* _PROBLEM DESCRIPTION_:
Give the count of lines below that include the word "type", and say nothing else.

== Segment start ==

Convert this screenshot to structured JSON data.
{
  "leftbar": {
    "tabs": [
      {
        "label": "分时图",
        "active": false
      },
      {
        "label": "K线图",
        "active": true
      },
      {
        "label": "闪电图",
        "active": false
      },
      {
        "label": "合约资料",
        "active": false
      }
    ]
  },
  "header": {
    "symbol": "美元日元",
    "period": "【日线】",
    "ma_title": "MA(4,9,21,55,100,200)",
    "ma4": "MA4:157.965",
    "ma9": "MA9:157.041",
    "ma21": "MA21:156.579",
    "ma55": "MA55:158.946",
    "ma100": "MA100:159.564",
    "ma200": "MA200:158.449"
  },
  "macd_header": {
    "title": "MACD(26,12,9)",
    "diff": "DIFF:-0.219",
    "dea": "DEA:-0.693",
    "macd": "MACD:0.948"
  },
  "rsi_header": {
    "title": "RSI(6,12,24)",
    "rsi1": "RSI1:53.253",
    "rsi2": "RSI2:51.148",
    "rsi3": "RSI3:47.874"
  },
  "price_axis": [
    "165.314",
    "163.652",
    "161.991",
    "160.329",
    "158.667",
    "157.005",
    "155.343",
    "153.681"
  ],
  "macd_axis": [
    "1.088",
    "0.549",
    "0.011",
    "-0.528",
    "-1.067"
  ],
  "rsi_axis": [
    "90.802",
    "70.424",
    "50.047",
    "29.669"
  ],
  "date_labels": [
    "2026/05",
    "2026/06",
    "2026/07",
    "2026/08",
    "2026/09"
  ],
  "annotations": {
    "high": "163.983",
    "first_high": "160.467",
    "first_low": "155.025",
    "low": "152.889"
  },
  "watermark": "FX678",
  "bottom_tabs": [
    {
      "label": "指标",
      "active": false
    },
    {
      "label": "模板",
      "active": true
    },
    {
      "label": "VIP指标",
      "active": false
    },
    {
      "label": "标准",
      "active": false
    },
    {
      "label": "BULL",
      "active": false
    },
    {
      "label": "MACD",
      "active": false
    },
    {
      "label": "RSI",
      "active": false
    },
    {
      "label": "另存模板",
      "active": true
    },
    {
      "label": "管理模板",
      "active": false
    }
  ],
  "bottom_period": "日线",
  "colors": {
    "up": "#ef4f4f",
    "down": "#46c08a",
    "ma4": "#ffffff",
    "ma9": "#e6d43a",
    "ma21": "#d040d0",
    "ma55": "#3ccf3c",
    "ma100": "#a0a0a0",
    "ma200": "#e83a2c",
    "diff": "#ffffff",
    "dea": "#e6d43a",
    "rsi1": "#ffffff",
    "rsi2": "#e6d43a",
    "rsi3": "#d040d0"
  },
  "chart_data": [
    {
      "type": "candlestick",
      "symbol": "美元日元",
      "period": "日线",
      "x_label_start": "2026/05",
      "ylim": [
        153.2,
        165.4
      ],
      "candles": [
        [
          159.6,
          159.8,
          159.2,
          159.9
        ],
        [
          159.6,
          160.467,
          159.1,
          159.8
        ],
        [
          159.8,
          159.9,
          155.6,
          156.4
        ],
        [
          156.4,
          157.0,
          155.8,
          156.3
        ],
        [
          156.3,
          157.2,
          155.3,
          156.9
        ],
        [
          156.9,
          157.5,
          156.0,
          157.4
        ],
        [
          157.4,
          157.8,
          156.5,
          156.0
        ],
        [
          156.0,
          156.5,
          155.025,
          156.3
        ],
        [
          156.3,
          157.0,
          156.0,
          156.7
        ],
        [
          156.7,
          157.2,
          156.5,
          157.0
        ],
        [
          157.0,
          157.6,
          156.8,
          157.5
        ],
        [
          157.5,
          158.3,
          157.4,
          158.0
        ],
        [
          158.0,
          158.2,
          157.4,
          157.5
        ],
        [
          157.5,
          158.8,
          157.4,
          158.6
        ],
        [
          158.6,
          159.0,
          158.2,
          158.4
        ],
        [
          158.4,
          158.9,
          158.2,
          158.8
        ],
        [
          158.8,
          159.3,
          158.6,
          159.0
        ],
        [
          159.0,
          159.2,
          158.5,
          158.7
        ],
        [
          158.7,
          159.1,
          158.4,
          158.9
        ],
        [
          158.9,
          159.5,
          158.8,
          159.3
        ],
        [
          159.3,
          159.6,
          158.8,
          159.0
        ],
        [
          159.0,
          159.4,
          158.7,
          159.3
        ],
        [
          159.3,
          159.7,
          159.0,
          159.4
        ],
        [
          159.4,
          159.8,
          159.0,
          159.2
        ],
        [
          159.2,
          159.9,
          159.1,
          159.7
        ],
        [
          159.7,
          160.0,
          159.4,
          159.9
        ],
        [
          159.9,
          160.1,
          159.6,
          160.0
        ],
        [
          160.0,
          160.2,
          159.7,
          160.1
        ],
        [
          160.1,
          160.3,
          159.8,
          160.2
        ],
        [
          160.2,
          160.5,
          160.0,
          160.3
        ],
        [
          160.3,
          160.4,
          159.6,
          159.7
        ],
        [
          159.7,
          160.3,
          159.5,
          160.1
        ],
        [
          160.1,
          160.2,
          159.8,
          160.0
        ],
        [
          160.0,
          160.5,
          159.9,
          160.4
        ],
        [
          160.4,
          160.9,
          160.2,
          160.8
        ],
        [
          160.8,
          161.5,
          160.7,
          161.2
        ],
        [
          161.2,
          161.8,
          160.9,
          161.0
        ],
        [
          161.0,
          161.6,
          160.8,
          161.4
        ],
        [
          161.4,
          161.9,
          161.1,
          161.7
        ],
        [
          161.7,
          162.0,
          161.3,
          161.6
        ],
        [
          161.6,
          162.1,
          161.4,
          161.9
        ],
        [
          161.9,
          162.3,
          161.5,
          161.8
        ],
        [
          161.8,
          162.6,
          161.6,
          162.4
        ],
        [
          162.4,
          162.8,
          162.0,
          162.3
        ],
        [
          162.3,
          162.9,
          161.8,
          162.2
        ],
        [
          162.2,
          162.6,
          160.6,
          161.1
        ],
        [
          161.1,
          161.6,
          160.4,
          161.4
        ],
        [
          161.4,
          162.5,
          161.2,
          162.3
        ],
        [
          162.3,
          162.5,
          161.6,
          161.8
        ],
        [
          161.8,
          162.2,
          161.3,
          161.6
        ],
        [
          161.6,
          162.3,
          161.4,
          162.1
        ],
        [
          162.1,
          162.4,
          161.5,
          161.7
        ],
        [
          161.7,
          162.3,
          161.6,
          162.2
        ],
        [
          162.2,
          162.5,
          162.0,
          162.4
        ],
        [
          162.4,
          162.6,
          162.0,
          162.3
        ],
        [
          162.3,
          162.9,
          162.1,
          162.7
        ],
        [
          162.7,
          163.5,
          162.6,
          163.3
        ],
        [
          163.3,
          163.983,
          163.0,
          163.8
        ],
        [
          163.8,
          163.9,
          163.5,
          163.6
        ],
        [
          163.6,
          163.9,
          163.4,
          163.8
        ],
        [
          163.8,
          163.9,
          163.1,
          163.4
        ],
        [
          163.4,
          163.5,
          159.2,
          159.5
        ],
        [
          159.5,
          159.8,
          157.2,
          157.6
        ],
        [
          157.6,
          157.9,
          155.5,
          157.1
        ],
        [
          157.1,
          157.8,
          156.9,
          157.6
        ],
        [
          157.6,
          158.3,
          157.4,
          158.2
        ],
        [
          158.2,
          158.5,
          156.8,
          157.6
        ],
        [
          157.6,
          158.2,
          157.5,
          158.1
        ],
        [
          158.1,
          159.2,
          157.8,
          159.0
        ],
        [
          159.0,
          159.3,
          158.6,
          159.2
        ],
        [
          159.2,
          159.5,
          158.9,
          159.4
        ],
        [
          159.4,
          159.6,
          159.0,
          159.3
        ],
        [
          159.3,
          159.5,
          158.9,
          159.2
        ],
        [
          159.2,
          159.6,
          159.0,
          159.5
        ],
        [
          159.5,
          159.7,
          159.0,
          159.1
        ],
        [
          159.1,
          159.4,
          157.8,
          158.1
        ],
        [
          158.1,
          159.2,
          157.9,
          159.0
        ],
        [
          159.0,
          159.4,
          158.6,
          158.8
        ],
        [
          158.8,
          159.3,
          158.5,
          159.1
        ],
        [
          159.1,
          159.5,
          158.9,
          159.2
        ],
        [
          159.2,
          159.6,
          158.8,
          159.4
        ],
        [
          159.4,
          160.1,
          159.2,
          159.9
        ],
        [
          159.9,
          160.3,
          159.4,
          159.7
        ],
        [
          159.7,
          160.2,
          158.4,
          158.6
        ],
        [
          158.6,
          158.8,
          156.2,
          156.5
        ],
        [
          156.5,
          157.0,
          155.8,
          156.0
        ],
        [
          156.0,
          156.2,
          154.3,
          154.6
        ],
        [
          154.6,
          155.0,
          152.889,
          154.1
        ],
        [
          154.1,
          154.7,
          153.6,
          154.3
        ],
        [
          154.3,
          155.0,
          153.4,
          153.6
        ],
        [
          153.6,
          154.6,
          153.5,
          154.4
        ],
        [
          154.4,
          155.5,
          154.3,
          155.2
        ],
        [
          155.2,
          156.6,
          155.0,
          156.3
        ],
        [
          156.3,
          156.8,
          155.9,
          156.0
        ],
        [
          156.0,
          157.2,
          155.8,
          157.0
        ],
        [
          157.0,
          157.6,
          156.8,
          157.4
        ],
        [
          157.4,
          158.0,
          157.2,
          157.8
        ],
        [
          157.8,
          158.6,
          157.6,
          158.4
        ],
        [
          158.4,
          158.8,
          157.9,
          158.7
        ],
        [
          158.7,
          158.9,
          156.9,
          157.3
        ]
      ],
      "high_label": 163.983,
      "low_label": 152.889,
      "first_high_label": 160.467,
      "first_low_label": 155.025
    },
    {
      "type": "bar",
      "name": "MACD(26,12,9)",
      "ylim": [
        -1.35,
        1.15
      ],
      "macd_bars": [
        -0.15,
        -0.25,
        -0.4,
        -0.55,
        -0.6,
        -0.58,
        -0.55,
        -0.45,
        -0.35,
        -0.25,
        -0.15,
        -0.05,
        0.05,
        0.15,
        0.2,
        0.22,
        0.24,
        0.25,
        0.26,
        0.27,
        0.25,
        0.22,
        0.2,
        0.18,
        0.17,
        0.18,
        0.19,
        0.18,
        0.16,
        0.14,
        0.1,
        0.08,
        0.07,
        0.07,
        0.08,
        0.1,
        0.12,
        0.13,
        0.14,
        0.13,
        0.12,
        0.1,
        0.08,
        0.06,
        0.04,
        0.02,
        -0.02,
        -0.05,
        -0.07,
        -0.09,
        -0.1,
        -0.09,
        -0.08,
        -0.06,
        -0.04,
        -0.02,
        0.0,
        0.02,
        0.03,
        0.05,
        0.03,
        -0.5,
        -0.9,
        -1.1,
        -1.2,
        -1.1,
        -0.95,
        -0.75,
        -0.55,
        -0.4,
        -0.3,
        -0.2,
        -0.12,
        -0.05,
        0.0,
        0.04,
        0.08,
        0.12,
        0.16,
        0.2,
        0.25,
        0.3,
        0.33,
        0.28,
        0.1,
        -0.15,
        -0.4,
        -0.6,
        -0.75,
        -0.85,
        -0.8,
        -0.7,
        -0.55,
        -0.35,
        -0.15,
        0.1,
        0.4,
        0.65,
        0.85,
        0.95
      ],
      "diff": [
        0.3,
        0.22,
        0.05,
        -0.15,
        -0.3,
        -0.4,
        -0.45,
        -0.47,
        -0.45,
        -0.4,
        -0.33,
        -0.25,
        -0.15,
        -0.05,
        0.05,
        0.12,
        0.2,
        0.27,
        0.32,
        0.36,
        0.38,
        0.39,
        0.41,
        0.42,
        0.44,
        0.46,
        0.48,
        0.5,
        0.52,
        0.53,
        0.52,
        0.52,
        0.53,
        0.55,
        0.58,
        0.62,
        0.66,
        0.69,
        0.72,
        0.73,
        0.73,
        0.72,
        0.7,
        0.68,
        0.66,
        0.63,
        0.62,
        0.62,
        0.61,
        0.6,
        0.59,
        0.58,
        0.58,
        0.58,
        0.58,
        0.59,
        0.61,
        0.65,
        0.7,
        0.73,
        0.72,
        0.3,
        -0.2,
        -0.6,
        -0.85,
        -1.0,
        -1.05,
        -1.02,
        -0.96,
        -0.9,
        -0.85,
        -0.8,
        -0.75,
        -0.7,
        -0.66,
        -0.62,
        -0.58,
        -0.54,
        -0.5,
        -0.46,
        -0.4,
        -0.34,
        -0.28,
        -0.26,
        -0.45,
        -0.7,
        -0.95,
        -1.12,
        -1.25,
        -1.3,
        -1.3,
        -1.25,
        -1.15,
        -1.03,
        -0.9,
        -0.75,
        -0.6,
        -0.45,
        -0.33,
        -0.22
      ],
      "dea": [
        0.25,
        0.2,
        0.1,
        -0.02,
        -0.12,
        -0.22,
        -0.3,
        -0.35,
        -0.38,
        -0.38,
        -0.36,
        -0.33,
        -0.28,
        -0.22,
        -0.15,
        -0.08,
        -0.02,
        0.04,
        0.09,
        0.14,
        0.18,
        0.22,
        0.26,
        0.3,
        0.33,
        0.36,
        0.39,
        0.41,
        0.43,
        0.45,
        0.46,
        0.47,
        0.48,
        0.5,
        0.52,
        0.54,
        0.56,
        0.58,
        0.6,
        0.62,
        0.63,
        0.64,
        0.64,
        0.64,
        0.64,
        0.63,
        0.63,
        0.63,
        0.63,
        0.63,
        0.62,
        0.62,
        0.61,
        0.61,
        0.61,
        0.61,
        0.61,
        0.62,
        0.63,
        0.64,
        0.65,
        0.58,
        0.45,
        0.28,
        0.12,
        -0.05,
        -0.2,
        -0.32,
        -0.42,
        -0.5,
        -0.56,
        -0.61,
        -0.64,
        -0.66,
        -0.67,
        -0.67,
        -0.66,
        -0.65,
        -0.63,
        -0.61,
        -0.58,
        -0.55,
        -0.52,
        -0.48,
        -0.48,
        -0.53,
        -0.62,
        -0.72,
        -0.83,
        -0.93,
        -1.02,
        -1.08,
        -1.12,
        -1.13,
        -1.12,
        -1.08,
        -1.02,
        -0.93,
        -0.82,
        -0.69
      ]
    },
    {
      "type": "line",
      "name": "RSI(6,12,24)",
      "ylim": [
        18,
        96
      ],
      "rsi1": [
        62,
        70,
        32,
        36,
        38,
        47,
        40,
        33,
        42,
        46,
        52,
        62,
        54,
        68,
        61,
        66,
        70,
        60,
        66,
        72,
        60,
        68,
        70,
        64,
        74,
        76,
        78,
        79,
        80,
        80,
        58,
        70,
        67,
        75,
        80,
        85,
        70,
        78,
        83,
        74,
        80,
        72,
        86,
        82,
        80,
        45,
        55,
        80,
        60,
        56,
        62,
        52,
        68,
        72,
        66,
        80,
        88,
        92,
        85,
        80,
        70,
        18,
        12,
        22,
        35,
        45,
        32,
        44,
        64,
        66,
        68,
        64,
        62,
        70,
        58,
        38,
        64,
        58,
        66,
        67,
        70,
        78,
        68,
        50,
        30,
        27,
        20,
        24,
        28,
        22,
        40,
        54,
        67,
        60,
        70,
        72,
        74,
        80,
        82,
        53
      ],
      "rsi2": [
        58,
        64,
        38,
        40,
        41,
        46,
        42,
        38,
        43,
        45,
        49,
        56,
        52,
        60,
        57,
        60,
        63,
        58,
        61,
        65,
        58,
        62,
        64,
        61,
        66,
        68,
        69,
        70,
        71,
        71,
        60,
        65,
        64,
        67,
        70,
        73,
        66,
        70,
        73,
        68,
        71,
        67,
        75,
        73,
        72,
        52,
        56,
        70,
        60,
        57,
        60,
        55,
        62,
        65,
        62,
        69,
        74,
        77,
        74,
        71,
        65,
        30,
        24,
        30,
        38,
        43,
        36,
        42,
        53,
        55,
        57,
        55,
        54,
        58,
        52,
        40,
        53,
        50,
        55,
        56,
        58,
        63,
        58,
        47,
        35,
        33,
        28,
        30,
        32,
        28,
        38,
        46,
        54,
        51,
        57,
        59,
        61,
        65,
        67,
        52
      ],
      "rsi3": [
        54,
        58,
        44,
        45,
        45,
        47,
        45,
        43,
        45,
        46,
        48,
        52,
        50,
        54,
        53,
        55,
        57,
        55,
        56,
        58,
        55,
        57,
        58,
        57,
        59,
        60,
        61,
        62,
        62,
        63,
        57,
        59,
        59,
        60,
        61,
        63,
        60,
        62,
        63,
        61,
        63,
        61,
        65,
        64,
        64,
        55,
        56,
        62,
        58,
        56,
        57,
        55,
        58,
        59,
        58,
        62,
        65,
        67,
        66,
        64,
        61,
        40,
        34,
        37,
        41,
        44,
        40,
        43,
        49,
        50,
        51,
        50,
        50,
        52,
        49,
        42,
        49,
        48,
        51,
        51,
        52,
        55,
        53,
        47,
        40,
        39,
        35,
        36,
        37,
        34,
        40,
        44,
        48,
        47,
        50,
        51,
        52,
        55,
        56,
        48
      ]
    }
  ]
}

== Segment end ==

* _EXERCISE OUTPUT_:
3